Cultural references

The charabanc is mentioned in Ian Anderson's song, "Wond'ring Again" from the Jethro Tull compilation Living in the Past: "Incestuous ancestry's charabanc ride, spawning new millions, throws the world on its side. Supporting their far-flung illusion, the national curse, and those with no sandwiches please get off the bus." The Decemberists' song "The Legionnaire's Lament" from the album Castaways and Cutouts invokes the French origin of this vehicle and its use for sight-seeing, as recalled wistfully by a soldier far from home: "On the old left bank/ my baby in a charabanc/ riding up the width and length/ of the Champs Elysees." [6] It is also mentioned in the Stranglers song "Peaches": "Oh shit! There goes the charabanc. Looks like I'm gonna be stuck here the whole summer. Well what a bummer."[7]

A charabanc is humorously mentioned in George Formby's song "Riding In The T.T. Races" depicting a motorcycle race in the Isle of Man, where George sings "Once my bike was hard to ride, but I didn't mind, Until I found they'd hitched a charabanc on behind."

The charabanc tour is also the (admittedly vague — see The Beatles Anthology, episode 6) premise of The Beatles 1967 television film Magical Mystery Tour, in which a group of characters (Spotlight 'oddities', 'lovelies' and The Beatles themselves) toured Southern England in a mix of music hall tunes/comedy, contemporary psychedelia, and musical set pieces by the Fab Four.

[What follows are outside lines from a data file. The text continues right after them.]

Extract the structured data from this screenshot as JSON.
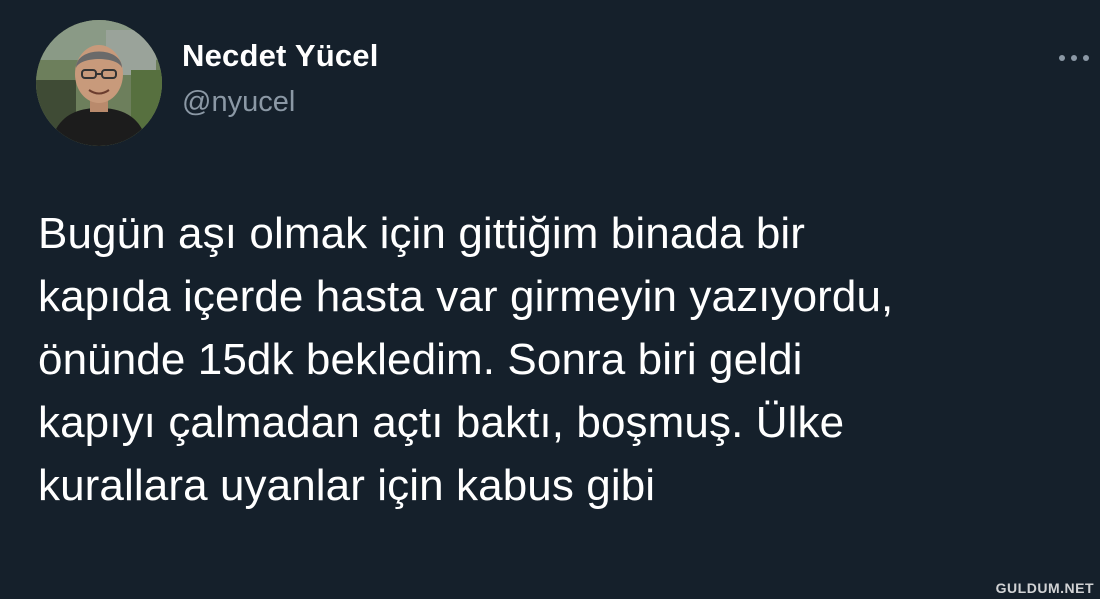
{
  "tweet": {
    "author": {
      "display_name": "Necdet Yücel",
      "handle": "@nyucel"
    },
    "more_icon": "more-horizontal-icon",
    "text": "Bugün aşı olmak için gittiğim binada bir\nkapıda içerde hasta var girmeyin yazıyordu,\nönünde 15dk bekledim. Sonra biri geldi\nkapıyı çalmadan açtı baktı, boşmuş. Ülke\nkurallara uyanlar için kabus gibi"
  },
  "watermark": {
    "text": "GULDUM.NET"
  },
  "colors": {
    "background": "#15202b",
    "text_primary": "#ffffff",
    "text_secondary": "#8b98a5"
  }
}
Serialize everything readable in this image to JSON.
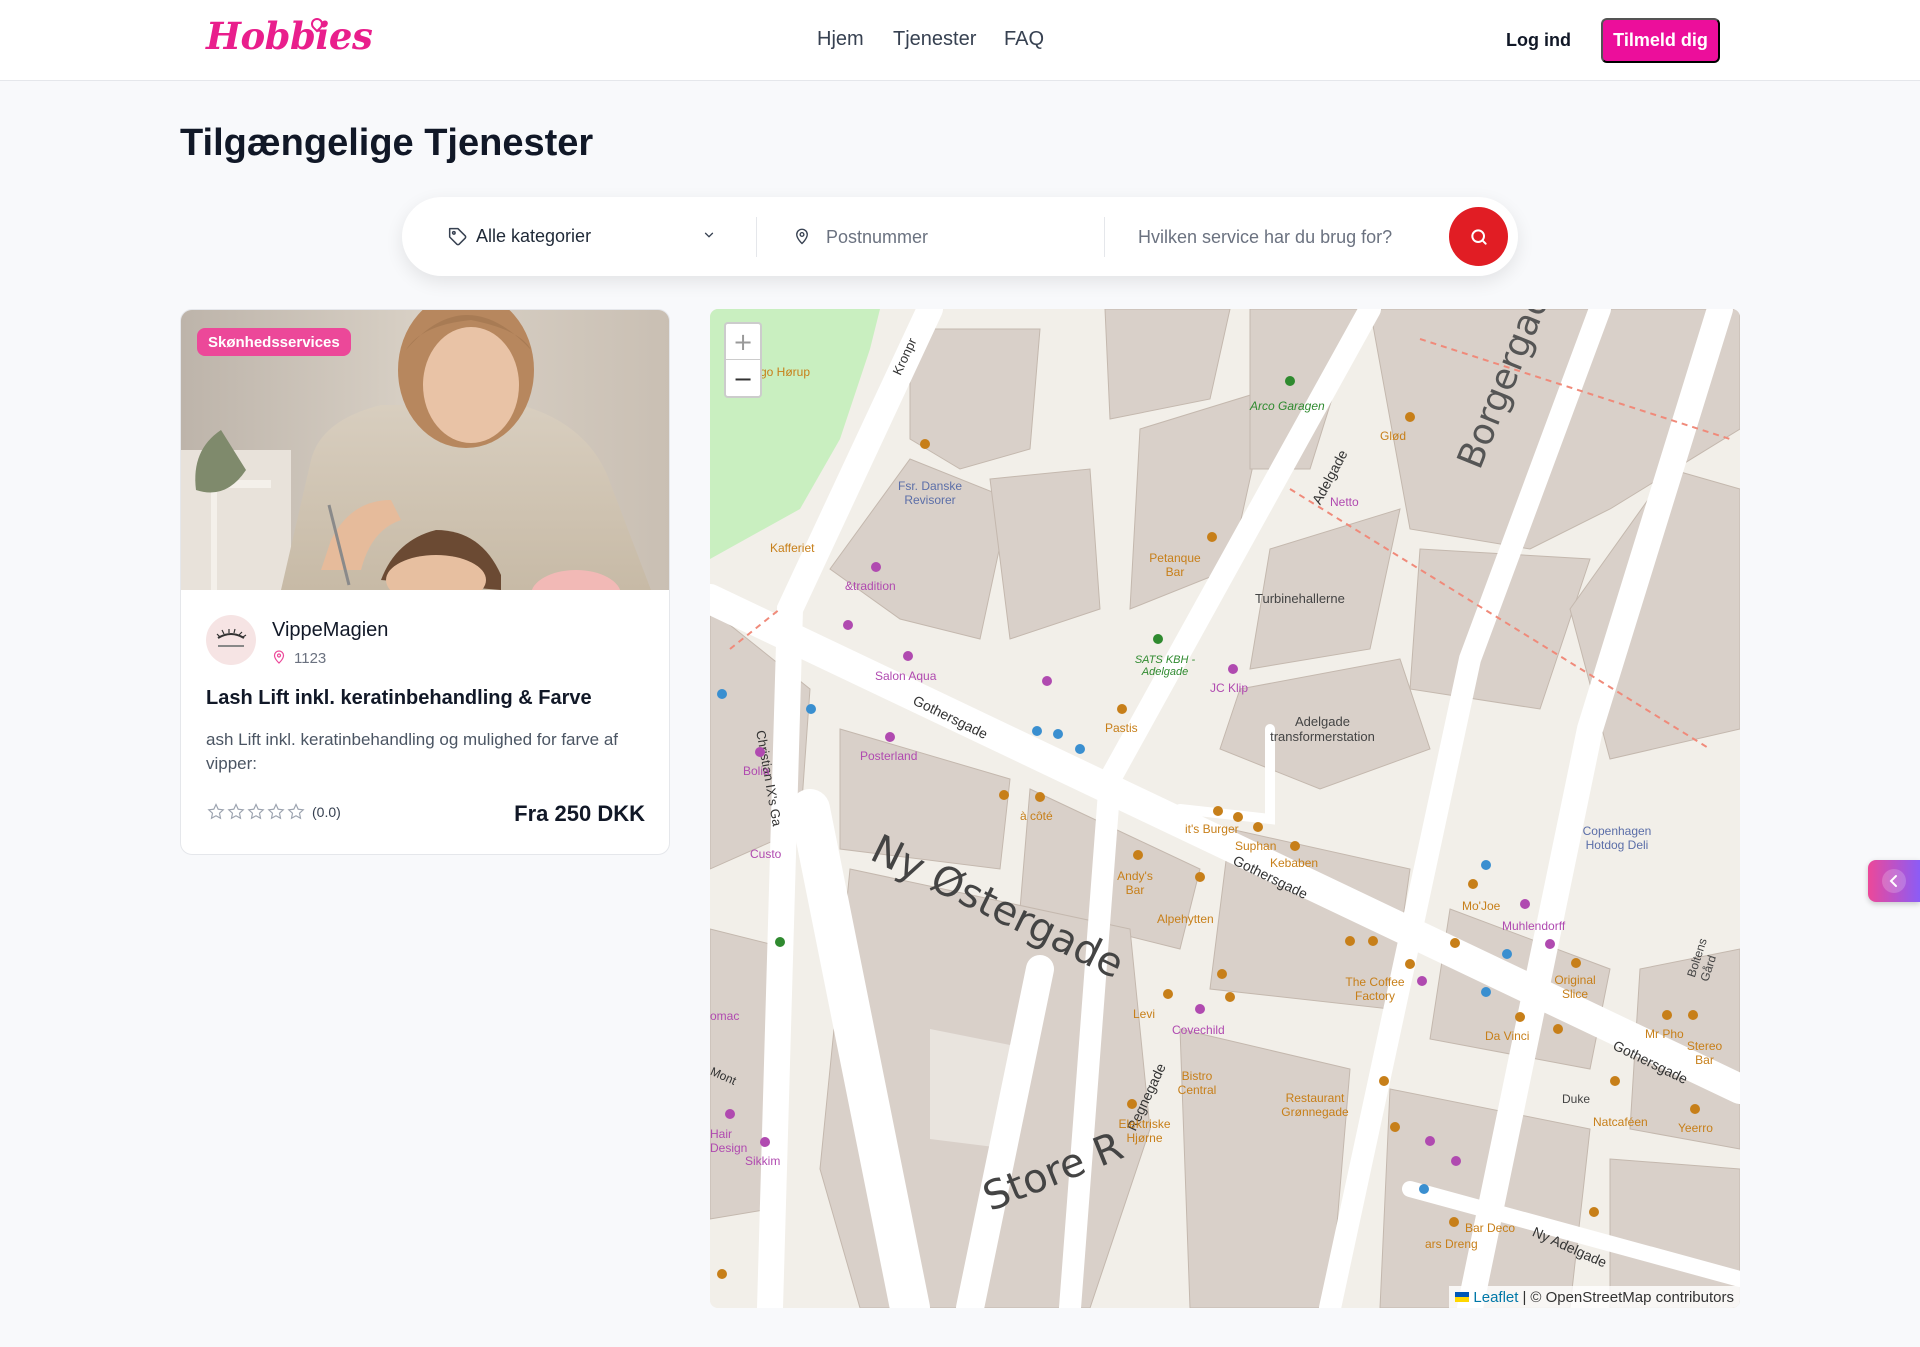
{
  "header": {
    "logo": "Hobbies",
    "nav": {
      "home": "Hjem",
      "services": "Tjenester",
      "faq": "FAQ"
    },
    "login": "Log ind",
    "signup": "Tilmeld dig"
  },
  "page": {
    "title": "Tilgængelige Tjenester"
  },
  "search": {
    "category": "Alle kategorier",
    "postal_placeholder": "Postnummer",
    "service_placeholder": "Hvilken service har du brug for?"
  },
  "card": {
    "badge": "Skønhedsservices",
    "provider_name": "VippeMagien",
    "provider_zip": "1123",
    "title": "Lash Lift inkl. keratinbehandling & Farve",
    "description": "ash Lift inkl. keratinbehandling og mulighed for farve af vipper:",
    "rating_text": "(0.0)",
    "rating_value": 0,
    "rating_max": 5,
    "price": "Fra 250 DKK"
  },
  "map": {
    "zoom_in": "+",
    "zoom_out": "−",
    "attribution_leaflet": "Leaflet",
    "attribution_separator": "|",
    "attribution_osm": "© OpenStreetMap contributors",
    "streets": {
      "borgergade": "Borgergade",
      "gothersgade1": "Gothersgade",
      "gothersgade2": "Gothersgade",
      "gothersgade3": "Gothersgade",
      "ny_ostergade": "Ny Østergade",
      "store_regnegade": "Store R",
      "regnegade": "Regnegade",
      "adelgade": "Adelgade",
      "ny_adelgade": "Ny Adelgade",
      "christian": "Christian IX's Ga",
      "kronpr": "Kronpr"
    },
    "places": {
      "arco": "Arco Garagen",
      "glod": "Glød",
      "netto": "Netto",
      "revisorer": "Fsr. Danske Revisorer",
      "kafferiet": "Kafferiet",
      "tradition": "&tradition",
      "salon_aqua": "Salon Aqua",
      "petanque": "Petanque Bar",
      "turbine": "Turbinehallerne",
      "sats": "SATS KBH - Adelgade",
      "jc_klip": "JC Klip",
      "pastis": "Pastis",
      "adelgade_station": "Adelgade transformerstation",
      "posterland": "Posterland",
      "bolia": "Bolia",
      "a_cote": "à côté",
      "its_burger": "it's Burger",
      "suphan": "Suphan",
      "kebaben": "Kebaben",
      "copenhagen_hotdog": "Copenhagen Hotdog Deli",
      "andys": "Andy's Bar",
      "alpehytten": "Alpehytten",
      "mojoe": "Mo'Joe",
      "muhlendorff": "Muhlendorff",
      "coffee_factory": "The Coffee Factory",
      "original_slice": "Original Slice",
      "covechild": "Covechild",
      "da_vinci": "Da Vinci",
      "mr_pho": "Mr Pho",
      "stereo_bar": "Stereo Bar",
      "bistro": "Bistro Central",
      "restaurant": "Restaurant Grønnegade",
      "duke": "Duke",
      "natcafeen": "Natcaféen",
      "yeerro": "Yeerro",
      "elektriske": "Elektriske Hjørne",
      "hair_design": "Hair Design",
      "sikkim": "Sikkim",
      "bar_deco": "Bar Deco",
      "dreng": "ars Dreng",
      "boltens": "Boltens Gård",
      "lev": "Levi",
      "horup": "go Hørup",
      "custo": "Custo",
      "omac": "omac",
      "mont": "Mont"
    }
  }
}
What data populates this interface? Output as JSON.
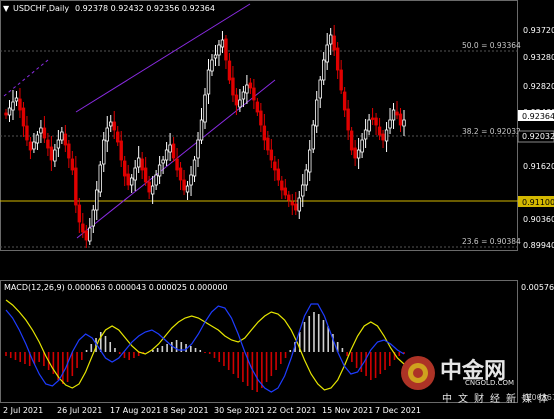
{
  "header": {
    "symbol_label": "USDCHF,Daily",
    "ohlc": "0.92378 0.92432 0.92356 0.92364"
  },
  "macd_header": {
    "label": "MACD(12,26,9) 0.000063 0.000043 0.000025 0.000000"
  },
  "price_axis": {
    "ticks": [
      "0.93720",
      "0.93280",
      "0.92820",
      "0.92460",
      "0.92040",
      "0.91620",
      "0.90360",
      "0.89940"
    ],
    "current_price": "0.92364",
    "hline_price": "0.91100",
    "fibo_price": "0.92032"
  },
  "macd_axis": {
    "top": "0.005764",
    "bottom": "-0.003674"
  },
  "time_axis": {
    "labels": [
      "2 Jul 2021",
      "26 Jul 2021",
      "17 Aug 2021",
      "8 Sep 2021",
      "30 Sep 2021",
      "22 Oct 2021",
      "15 Nov 2021",
      "7 Dec 2021"
    ]
  },
  "fibo": {
    "level_50": "50.0 = 0.93364",
    "level_38": "38.2 = 0.92032",
    "level_23": "23.6 = 0.90384"
  },
  "watermark": {
    "brand": "中金网",
    "domain": "CNGOLD.COM",
    "tagline": "中文财经新媒体"
  },
  "colors": {
    "background": "#000000",
    "bull_candle": "#ffffff",
    "bear_candle": "#e00000",
    "channel": "#8a2be2",
    "support_line": "#d4b800",
    "macd_signal": "#e6e600",
    "macd_main": "#1e3cff",
    "hist_up": "#d0d0d0",
    "hist_down": "#d00000"
  },
  "chart_data": {
    "type": "candlestick",
    "series": [
      {
        "name": "USDCHF,Daily",
        "description": "daily candles",
        "points_note": "approximate shape"
      }
    ],
    "price_range": [
      0.8994,
      0.9395
    ],
    "macd_range": [
      -0.003674,
      0.005764
    ],
    "key_levels": {
      "horizontal": 0.911,
      "fibo_50": 0.93364,
      "fibo_38_2": 0.92032,
      "fibo_23_6": 0.90384
    }
  }
}
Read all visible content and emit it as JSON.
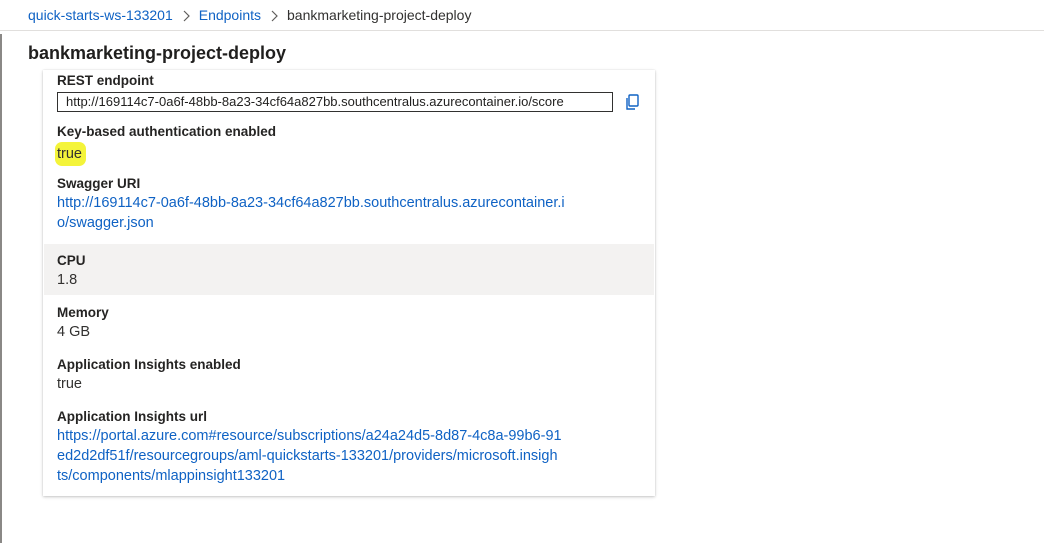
{
  "breadcrumb": {
    "workspace": "quick-starts-ws-133201",
    "endpoints": "Endpoints",
    "current": "bankmarketing-project-deploy"
  },
  "page": {
    "title": "bankmarketing-project-deploy"
  },
  "details": {
    "rest_endpoint": {
      "label": "REST endpoint",
      "value": "http://169114c7-0a6f-48bb-8a23-34cf64a827bb.southcentralus.azurecontainer.io/score"
    },
    "key_auth": {
      "label": "Key-based authentication enabled",
      "value": "true"
    },
    "swagger": {
      "label": "Swagger URI",
      "line1": "http://169114c7-0a6f-48bb-8a23-34cf64a827bb.southcentralus.azurecontainer.i",
      "line2": "o/swagger.json"
    },
    "cpu": {
      "label": "CPU",
      "value": "1.8"
    },
    "memory": {
      "label": "Memory",
      "value": "4 GB"
    },
    "app_insights_enabled": {
      "label": "Application Insights enabled",
      "value": "true"
    },
    "app_insights_url": {
      "label": "Application Insights url",
      "line1": "https://portal.azure.com#resource/subscriptions/a24a24d5-8d87-4c8a-99b6-91",
      "line2": "ed2d2df51f/resourcegroups/aml-quickstarts-133201/providers/microsoft.insigh",
      "line3": "ts/components/mlappinsight133201"
    }
  },
  "colors": {
    "link": "#0f62c4",
    "highlight": "#f4f43a",
    "band": "#f3f2f1",
    "text": "#201f1e"
  },
  "icons": {
    "copy": "copy-icon",
    "chevron": "chevron-right-icon"
  }
}
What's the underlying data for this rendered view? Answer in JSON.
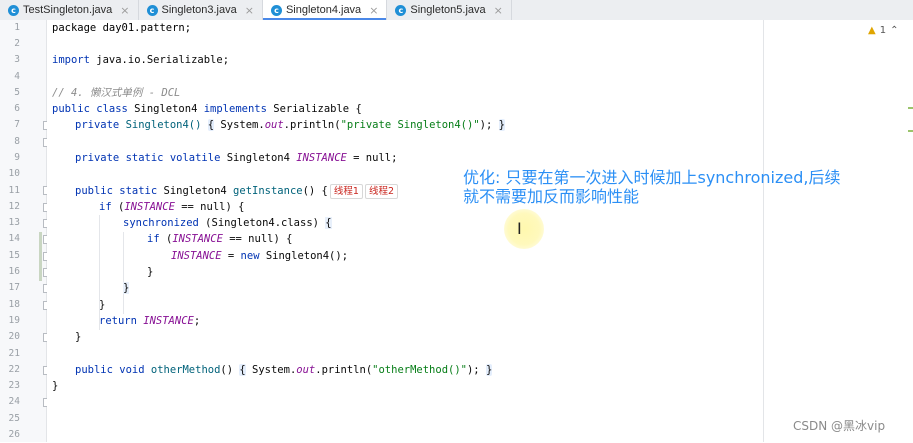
{
  "tabs": [
    {
      "label": "TestSingleton.java",
      "icon": "c-class-icon",
      "active": false
    },
    {
      "label": "Singleton3.java",
      "icon": "c-class-icon",
      "active": false
    },
    {
      "label": "Singleton4.java",
      "icon": "c-class-icon",
      "active": true
    },
    {
      "label": "Singleton5.java",
      "icon": "c-class-icon",
      "active": false
    }
  ],
  "tab_close": "×",
  "line_numbers": [
    "1",
    "2",
    "3",
    "4",
    "5",
    "6",
    "7",
    "8",
    "9",
    "10",
    "11",
    "12",
    "13",
    "14",
    "15",
    "16",
    "17",
    "18",
    "19",
    "20",
    "21",
    "22",
    "23",
    "24",
    "25",
    "26"
  ],
  "code": {
    "l1": "package day01.pattern;",
    "l3_kw": "import",
    "l3_rest": " java.io.Serializable;",
    "l5": "// 4. 懒汉式单例 - DCL",
    "l6_kw1": "public class",
    "l6_name": " Singleton4 ",
    "l6_kw2": "implements",
    "l6_rest": " Serializable {",
    "l7_kw": "private",
    "l7_name": " Singleton4() ",
    "l7_b1": "{",
    "l7_a": " System.",
    "l7_out": "out",
    "l7_b": ".println(",
    "l7_str": "\"private Singleton4()\"",
    "l7_c": "); ",
    "l7_b2": "}",
    "l11_kw": "private static volatile",
    "l11_type": " Singleton4 ",
    "l11_fld": "INSTANCE",
    "l11_rest": " = null;",
    "l13_kw": "public static",
    "l13_type": " Singleton4 ",
    "l13_mth": "getInstance",
    "l13_rest": "() {",
    "l14_kw": "if",
    "l14_a": " (",
    "l14_fld": "INSTANCE",
    "l14_rest": " == null) {",
    "l15_kw": "synchronized",
    "l15_rest": " (Singleton4.class) ",
    "l15_b": "{",
    "l16_kw": "if",
    "l16_a": " (",
    "l16_fld": "INSTANCE",
    "l16_rest": " == null) {",
    "l17_fld": "INSTANCE",
    "l17_a": " = ",
    "l17_kw": "new",
    "l17_rest": " Singleton4();",
    "l18": "}",
    "l19": "}",
    "l20": "}",
    "l21_kw": "return",
    "l21_fld": " INSTANCE",
    "l21_rest": ";",
    "l22": "}",
    "l24_kw": "public void",
    "l24_mth": " otherMethod",
    "l24_a": "() ",
    "l24_b1": "{",
    "l24_c": " System.",
    "l24_out": "out",
    "l24_d": ".println(",
    "l24_str": "\"otherMethod()\"",
    "l24_e": "); ",
    "l24_b2": "}",
    "l25": "}"
  },
  "hints": [
    "线程1",
    "线程2"
  ],
  "annotation": {
    "line1": "优化: 只要在第一次进入时候加上synchronized,后续",
    "line2": "就不需要加反而影响性能"
  },
  "warnings": {
    "count": "1"
  },
  "watermark": "CSDN @黑冰vip",
  "colors": {
    "accent": "#4a88e8",
    "annotation": "#2b8ff5",
    "keyword": "#0033b3",
    "string": "#067d17",
    "field": "#871094",
    "method": "#00627a"
  }
}
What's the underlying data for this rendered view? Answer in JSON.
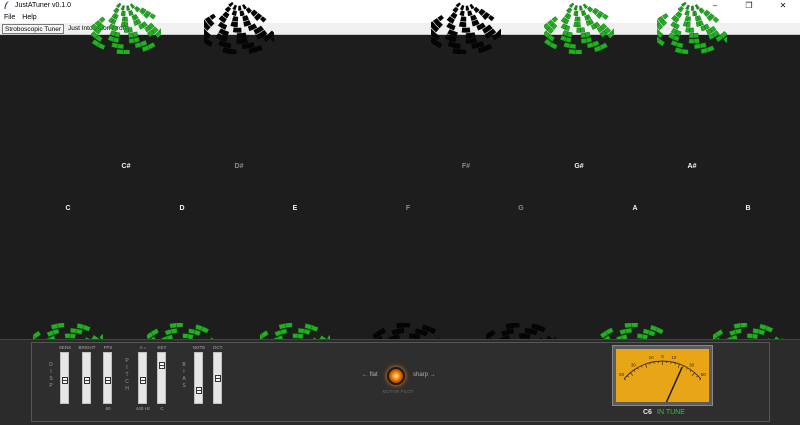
{
  "window": {
    "title": "JustATuner v0.1.0",
    "minimize": "–",
    "restore": "❐",
    "close": "✕"
  },
  "menu": [
    "File",
    "Help"
  ],
  "tabs": [
    "Stroboscopic Tuner",
    "Just Intonation Drone"
  ],
  "colors": {
    "active_strobe": "#22b022",
    "inactive_strobe": "#050505",
    "label_active": "#f2f2f2",
    "label_inactive": "#8a8a8a",
    "meter_face": "#e8a515",
    "in_tune": "#36c236"
  },
  "strobes": {
    "upper": [
      {
        "note": "C#",
        "active": true
      },
      {
        "note": "D#",
        "active": false
      },
      {
        "note": "F#",
        "active": false
      },
      {
        "note": "G#",
        "active": true
      },
      {
        "note": "A#",
        "active": true
      }
    ],
    "lower": [
      {
        "note": "C",
        "active": true
      },
      {
        "note": "D",
        "active": true
      },
      {
        "note": "E",
        "active": true
      },
      {
        "note": "F",
        "active": false
      },
      {
        "note": "G",
        "active": false
      },
      {
        "note": "A",
        "active": true
      },
      {
        "note": "B",
        "active": true
      }
    ]
  },
  "controls": {
    "disp_label": "DISP",
    "pitch_label": "PITCH",
    "bias_label": "BIAS",
    "sliders": [
      {
        "label": "SENS",
        "value": "",
        "level": 0.45
      },
      {
        "label": "BRIGHT",
        "value": "",
        "level": 0.45
      },
      {
        "label": "FPS",
        "value": "60",
        "level": 0.45
      },
      {
        "label": "A =",
        "value": "440 Hz",
        "level": 0.45
      },
      {
        "label": "KEY",
        "value": "C",
        "level": 0.8
      },
      {
        "label": "NOTE",
        "value": "",
        "level": 0.2
      },
      {
        "label": "OCT.",
        "value": "",
        "level": 0.5
      }
    ]
  },
  "center": {
    "flat": "← flat",
    "sharp": "sharp →",
    "motor_label": "MOTOR PILOT"
  },
  "meter": {
    "scale": [
      "50",
      "30",
      "10",
      "0",
      "10",
      "30",
      "50"
    ],
    "cents": 4,
    "note": "C6",
    "status": "IN TUNE"
  }
}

The charabanc is also notably mentioned in Dylan Thomas's short story "A Story", also known as "The Outing".[8] In this piece the young Thomas unintentionally finds himself on the annual men's charabanc outing to Porthcawl. Within the story the charabanc is referred to as a 'chara' in colloquial Welsh English.

The book Magnolia Street, a 1932 novel by Louis Golding, notes that the family went off on their holiday in their char-à-bancs.

One chapter in the book Cider with Rosie (1959), by Laurie Lee, focuses on the annual Slad village outing. The villagers took a particularly bumpy ride in a convoy of charabancs to Weston-super-Mare, which was young Laurie's first visit to the seaside.

The Charabanc Theatre Company was co-founded in 1983 by Belfast native and playwright Marie Jones (b. 1955), who went on to write Stones in His Pockets, an Ireland-based play with a two-man cast that ran successfully locally and in London, and reasonably successfully on Broadway.

A charabanc is mentioned in the lyrics of the 'The Stranglers' song "Peaches" from their 1977 album Rattus Norvegicus.

References / sources

  1. "char-à-banc". Oxford English Dictionary. Oxford University Press. 2nd ed. 1989.
  2. World Wide Words: Charabanc
  3. charabanc - Britannica Online Encyclopedia
  4. Flickr (2008-04-28). "This road is not suitable for charabancs". Retrieved on 2008-10-25.
  5. Smith, D. J. (1994). Discovering Horse-drawn Vehicles. Osprey Publishing, 85–86. ISBN 0747802084. 
  6. Decemberists - Legionnaire's Lament Lyrics. TheLyricArchive.
  7. Stranglers - Peaches Lyrics. TheLyricArchive.
  8. The Collected Stories, by Dylan Thomas. New Directions Publishing, 1984.

External links